In a modest shift in the way it has traditionally viewed natural person investors in private offerings, the US Securities and Exchange Commission (the “SEC”) has adopted amendments that will expand the definition of “accredited investor” under Regulation D to include additional means of measuring a natural’s person financial sophistication, rather than focusing only on the person’s income or net worth. The final amendments also add new categories of entities to the definitions of both “accredited investor” under Regulation D and “qualified institutional buyer” (“QIB”) under Rule 144A.Read more SEC expands accredited investor and QIB definitions
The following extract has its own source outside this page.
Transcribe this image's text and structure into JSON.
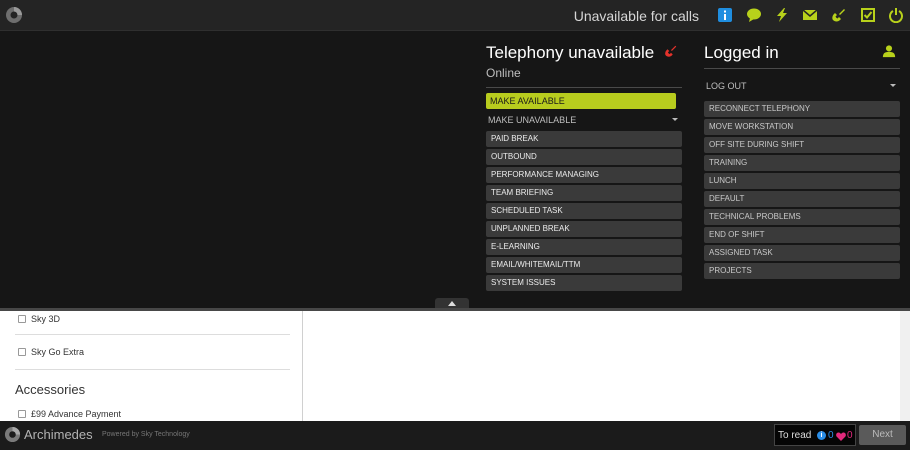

Part 26A of the Companies Act, which was inserted under the Corporate Insolvency and Governance Act 2020, introduced a new restructuring procedure referred to as a "Restructuring Plan” or “super scheme”. The success of the new procedure will depend on stakeholders being persuaded that there are good reasons for using a Restructuring Plan rather than going down the tried and tested Scheme of Arrangement route.
This briefing looks at the potential benefits of using the new Restructuring Plan and considers, having regard to the Virgin Atlantic Restructuring Plan which was sanctioned on Wednesday 2 September 2020, the extent to which issues raised when the new legislation came into force on 26th June have now been resolved.Read more What we now know about Part 26A Restructuring Plans
Financial sponsors have been focussing significant time, efforts and resources supporting their portfolio investments through the COVID-19 crisis. This briefing note considers some of the options available to sponsors to provide cash injections into portfolio companies in need of funding, both in the short term and the longer term.Read more Covid 19 Financing Fund Portfolio Investments Through the Crisis
In covenant-lite transactions, the absence of ongoing financial maintenance covenants, which have traditionally operated as the trigger for a debt restructuring, means that it is the lack of sufficient liquidity which will instead be one of the more likely factors leading to the commencement of a restructuring process.Read more Liquidity options under European cov-lite facilities
The European leveraged loan market has, as a whole, been affected by the economic consequences of recent government decisions and central bank action. As a result, the trading price of several leveraged loan names has fallen, in some cases, significantly below par.Read more Debt buy-backs of European leveraged loans